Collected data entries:
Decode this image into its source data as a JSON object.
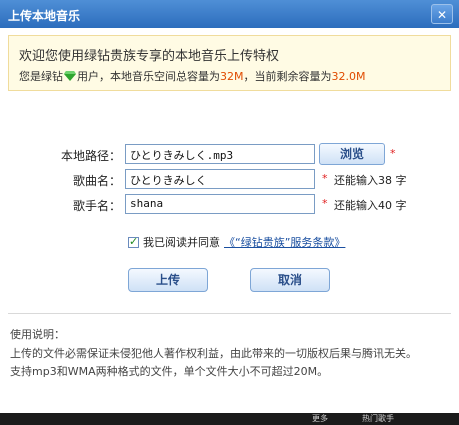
{
  "window": {
    "title": "上传本地音乐",
    "close_glyph": "✕"
  },
  "notice": {
    "line1": "欢迎您使用绿钻贵族专享的本地音乐上传特权",
    "line2_prefix": "您是绿钻",
    "line2_suffix": "用户，本地音乐空间总容量为",
    "total_capacity": "32M",
    "remaining_label": "，当前剩余容量为",
    "remaining_capacity": "32.0M"
  },
  "form": {
    "path_label": "本地路径：",
    "path_value": "ひとりきみしく.mp3",
    "browse_label": "浏览",
    "song_label": "歌曲名：",
    "song_value": "ひとりきみしく",
    "song_hint": "还能输入38 字",
    "singer_label": "歌手名：",
    "singer_value": "shana",
    "singer_hint": "还能输入40 字",
    "required_mark": "*"
  },
  "agreement": {
    "prefix": "我已阅读并同意",
    "link": "《“绿钻贵族”服务条款》",
    "checked": true
  },
  "buttons": {
    "upload": "上传",
    "cancel": "取消"
  },
  "usage": {
    "heading": "使用说明：",
    "line1": "上传的文件必需保证未侵犯他人著作权利益，由此带来的一切版权后果与腾讯无关。",
    "line2": "支持mp3和WMA两种格式的文件，单个文件大小不可超过20M。"
  },
  "background": {
    "text_a": "更多",
    "text_b": "热门歌手"
  },
  "colors": {
    "titlebar": "#2c6dbd",
    "highlight": "#e04b00",
    "required": "#e02020",
    "link": "#1a4fa0"
  }
}
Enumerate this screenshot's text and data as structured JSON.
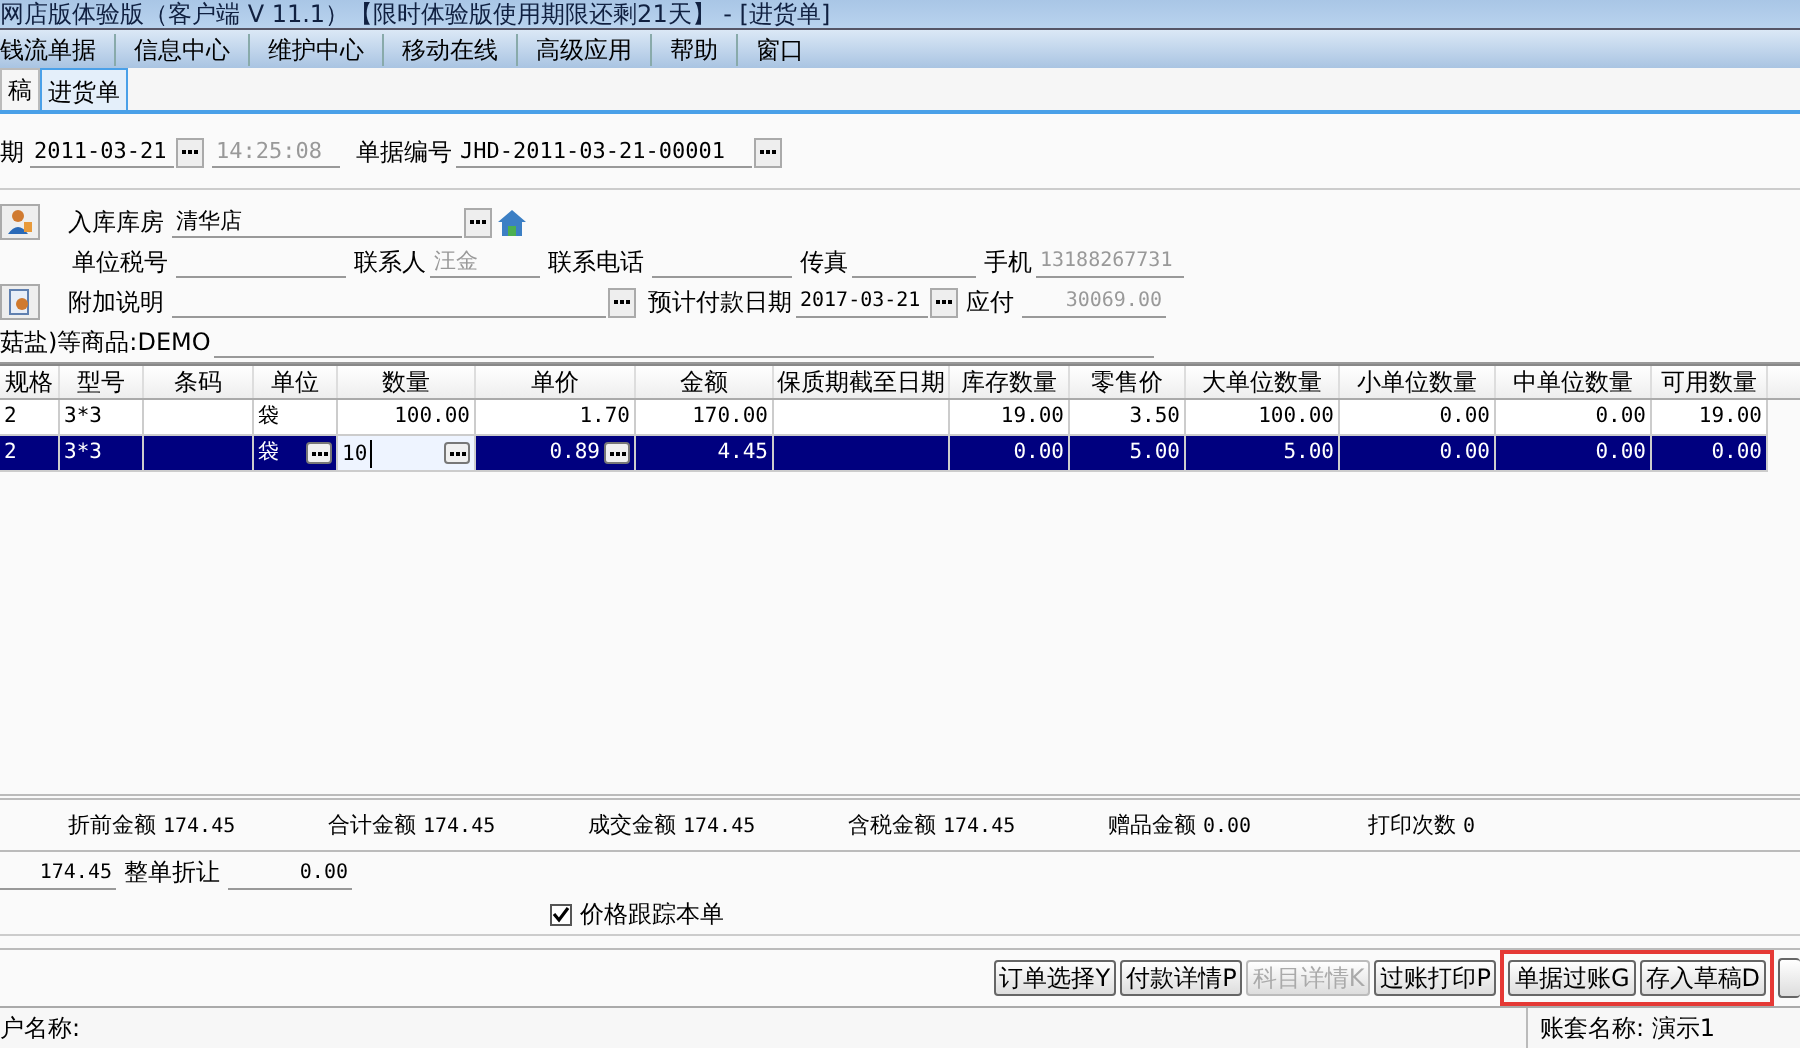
{
  "window": {
    "title": "网店版体验版（客户端 V 11.1）【限时体验版使用期限还剩21天】 - [进货单]"
  },
  "menu": [
    "钱流单据",
    "信息中心",
    "维护中心",
    "移动在线",
    "高级应用",
    "帮助",
    "窗口"
  ],
  "tabs": [
    {
      "label": "稿",
      "selected": false
    },
    {
      "label": "进货单",
      "selected": true
    }
  ],
  "form": {
    "date": {
      "label": "期",
      "value": "2011-03-21",
      "time": "14:25:08"
    },
    "number": {
      "label": "单据编号",
      "value": "JHD-2011-03-21-00001"
    },
    "warehouse": {
      "label": "入库库房",
      "value": "清华店"
    },
    "tax_id": {
      "label": "单位税号"
    },
    "contact": {
      "label": "联系人",
      "value": "汪金"
    },
    "phone": {
      "label": "联系电话"
    },
    "fax": {
      "label": "传真"
    },
    "mobile": {
      "label": "手机",
      "value": "13188267731"
    },
    "note": {
      "label": "附加说明"
    },
    "pay_date": {
      "label": "预计付款日期",
      "value": "2017-03-21"
    },
    "payable": {
      "label": "应付",
      "value": "30069.00"
    },
    "summary_text": "菇盐)等商品:DEMO"
  },
  "table": {
    "columns": [
      "规格",
      "型号",
      "条码",
      "单位",
      "数量",
      "单价",
      "金额",
      "保质期截至日期",
      "库存数量",
      "零售价",
      "大单位数量",
      "小单位数量",
      "中单位数量",
      "可用数量"
    ],
    "rows": [
      {
        "selected": false,
        "cells": [
          {
            "text": "2"
          },
          {
            "text": "3*3"
          },
          {
            "text": ""
          },
          {
            "text": "袋"
          },
          {
            "text": "100.00"
          },
          {
            "text": "1.70"
          },
          {
            "text": "170.00"
          },
          {
            "text": ""
          },
          {
            "text": "19.00"
          },
          {
            "text": "3.50"
          },
          {
            "text": "100.00"
          },
          {
            "text": "0.00"
          },
          {
            "text": "0.00"
          },
          {
            "text": "19.00"
          }
        ]
      },
      {
        "selected": true,
        "cells": [
          {
            "text": "2"
          },
          {
            "text": "3*3"
          },
          {
            "text": ""
          },
          {
            "text": "袋",
            "kind": "picker"
          },
          {
            "text": "10",
            "kind": "editor"
          },
          {
            "text": "0.89",
            "kind": "picker"
          },
          {
            "text": "4.45"
          },
          {
            "text": ""
          },
          {
            "text": "0.00"
          },
          {
            "text": "5.00"
          },
          {
            "text": "5.00"
          },
          {
            "text": "0.00"
          },
          {
            "text": "0.00"
          },
          {
            "text": "0.00"
          }
        ]
      }
    ]
  },
  "totals": [
    {
      "label": "折前金额",
      "value": "174.45"
    },
    {
      "label": "合计金额",
      "value": "174.45"
    },
    {
      "label": "成交金额",
      "value": "174.45"
    },
    {
      "label": "含税金额",
      "value": "174.45"
    },
    {
      "label": "赠品金额",
      "value": "0.00"
    },
    {
      "label": "打印次数",
      "value": "0"
    }
  ],
  "discount": {
    "amount": "174.45",
    "label": "整单折让",
    "value": "0.00"
  },
  "price_tracking": {
    "label": "价格跟踪本单",
    "checked": true
  },
  "buttons": [
    {
      "label": "订单选择Y",
      "disabled": false,
      "highlighted": false
    },
    {
      "label": "付款详情P",
      "disabled": false,
      "highlighted": false
    },
    {
      "label": "科目详情K",
      "disabled": true,
      "highlighted": false
    },
    {
      "label": "过账打印P",
      "disabled": false,
      "highlighted": false
    },
    {
      "label": "单据过账G",
      "disabled": false,
      "highlighted": true
    },
    {
      "label": "存入草稿D",
      "disabled": false,
      "highlighted": true
    }
  ],
  "status_bar": {
    "user": "户名称:",
    "account": "账套名称: 演示1"
  }
}
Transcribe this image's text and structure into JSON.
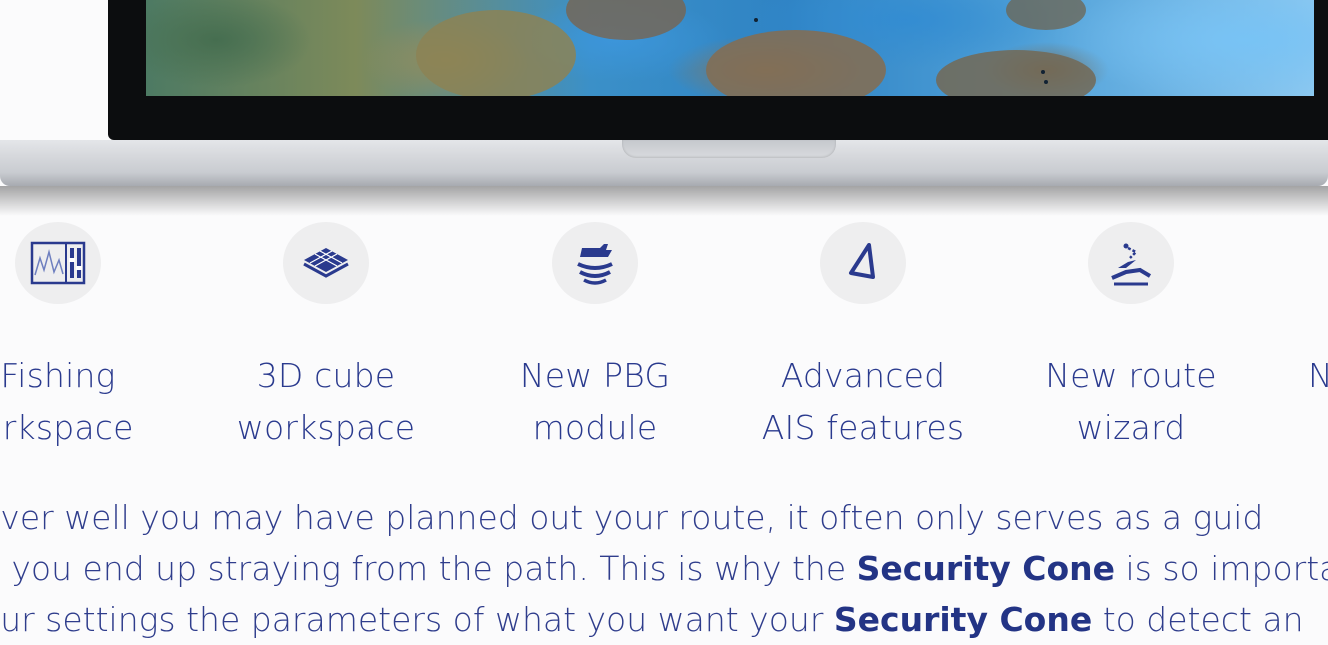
{
  "features": [
    {
      "icon": "fishing-workspace-icon",
      "label_line1": "Fishing",
      "label_line2": "orkspace"
    },
    {
      "icon": "3d-cube-icon",
      "label_line1": "3D cube",
      "label_line2": "workspace"
    },
    {
      "icon": "pbg-boat-icon",
      "label_line1": "New PBG",
      "label_line2": "module"
    },
    {
      "icon": "ais-triangle-icon",
      "label_line1": "Advanced",
      "label_line2": "AIS features"
    },
    {
      "icon": "route-wizard-icon",
      "label_line1": "New route",
      "label_line2": "wizard"
    },
    {
      "icon": "",
      "label_line1": "N",
      "label_line2": ""
    }
  ],
  "paragraph": {
    "line1": "ever well you may have planned out your route, it often only serves as a guid",
    "line2_pre": "n you end up straying from the path. This is why the ",
    "line2_bold": "Security Cone",
    "line2_post": " is so importar",
    "line3_pre": "our settings the parameters of what you want your ",
    "line3_bold": "Security Cone",
    "line3_post": " to detect an"
  },
  "colors": {
    "accent": "#2a3a8e",
    "icon_bg": "#eeeeef"
  }
}
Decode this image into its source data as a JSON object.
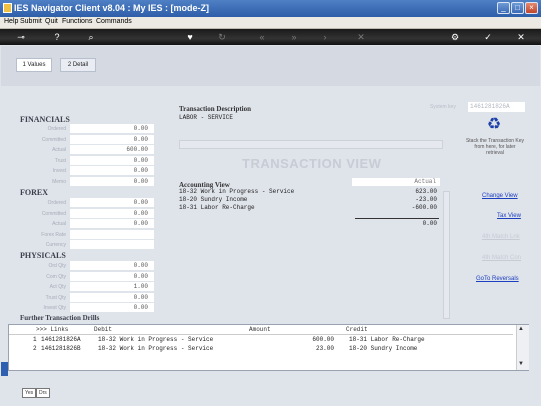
{
  "window": {
    "title": "IES Navigator Client v8.04 : My IES :       [mode-Z]"
  },
  "menu": [
    "Help",
    "Submit",
    "Quit",
    "Functions",
    "Commands"
  ],
  "tabs": [
    {
      "label": "1 Values",
      "active": true
    },
    {
      "label": "2 Detail",
      "active": false
    }
  ],
  "financials": {
    "heading": "FINANCIALS",
    "rows": [
      {
        "label": "Ordered",
        "value": "0.00"
      },
      {
        "label": "Committed",
        "value": "0.00"
      },
      {
        "label": "Actual",
        "value": "600.00"
      },
      {
        "label": "Trust",
        "value": "0.00"
      },
      {
        "label": "Invest",
        "value": "0.00"
      },
      {
        "label": "Memo",
        "value": "0.00"
      }
    ]
  },
  "forex": {
    "heading": "FOREX",
    "rows": [
      {
        "label": "Ordered",
        "value": "0.00"
      },
      {
        "label": "Committed",
        "value": "0.00"
      },
      {
        "label": "Actual",
        "value": "0.00"
      },
      {
        "label": "Forex Rate",
        "value": ""
      },
      {
        "label": "Currency",
        "value": ""
      }
    ]
  },
  "physicals": {
    "heading": "PHYSICALS",
    "rows": [
      {
        "label": "Ord Qty",
        "value": "0.00"
      },
      {
        "label": "Com Qty",
        "value": "0.00"
      },
      {
        "label": "Act Qty",
        "value": "1.00"
      },
      {
        "label": "Trust Qty",
        "value": "0.00"
      },
      {
        "label": "Invest Qty",
        "value": "0.00"
      }
    ]
  },
  "transaction": {
    "desc_heading": "Transaction Description",
    "desc_value": "LABOR - SERVICE",
    "system_key_label": "System key",
    "system_key_value": "1461281826A",
    "watermark": "TRANSACTION VIEW",
    "accounting_heading": "Accounting View",
    "actual_header": "Actual",
    "lines": [
      {
        "account": "18-32 Work in Progress - Service",
        "amount": "623.00"
      },
      {
        "account": "18-20 Sundry Income",
        "amount": "-23.00"
      },
      {
        "account": "18-31 Labor Re-Charge",
        "amount": "-600.00"
      }
    ],
    "total": "0.00"
  },
  "side": {
    "hint": "Stack the Transaction Key from here, for later retrieval",
    "links": [
      {
        "label": "Change View",
        "enabled": true
      },
      {
        "label": "Tax View",
        "enabled": true
      },
      {
        "label": "4th Match Lnk",
        "enabled": false
      },
      {
        "label": "4th Match Con",
        "enabled": false
      },
      {
        "label": "GoTo Reversals",
        "enabled": true
      }
    ]
  },
  "drills": {
    "heading": "Further Transaction Drills",
    "headers": {
      "links": ">>> Links",
      "debit": "Debit",
      "amount": "Amount",
      "credit": "Credit"
    },
    "rows": [
      {
        "n": "1",
        "link": "1461281826A",
        "debit": "18-32 Work in Progress - Service",
        "amount": "600.00",
        "credit": "18-31 Labor Re-Charge"
      },
      {
        "n": "2",
        "link": "1461281826B",
        "debit": "18-32 Work in Progress - Service",
        "amount": "23.00",
        "credit": "18-20 Sundry Income"
      }
    ]
  },
  "status": {
    "btn1": "Yes",
    "btn2": "Drs"
  }
}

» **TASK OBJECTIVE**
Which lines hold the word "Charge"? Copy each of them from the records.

» **WRITTEN RESPONSE**
        "account": "18-31 Labor Re-Charge",
        "credit": "18-31 Labor Re-Charge"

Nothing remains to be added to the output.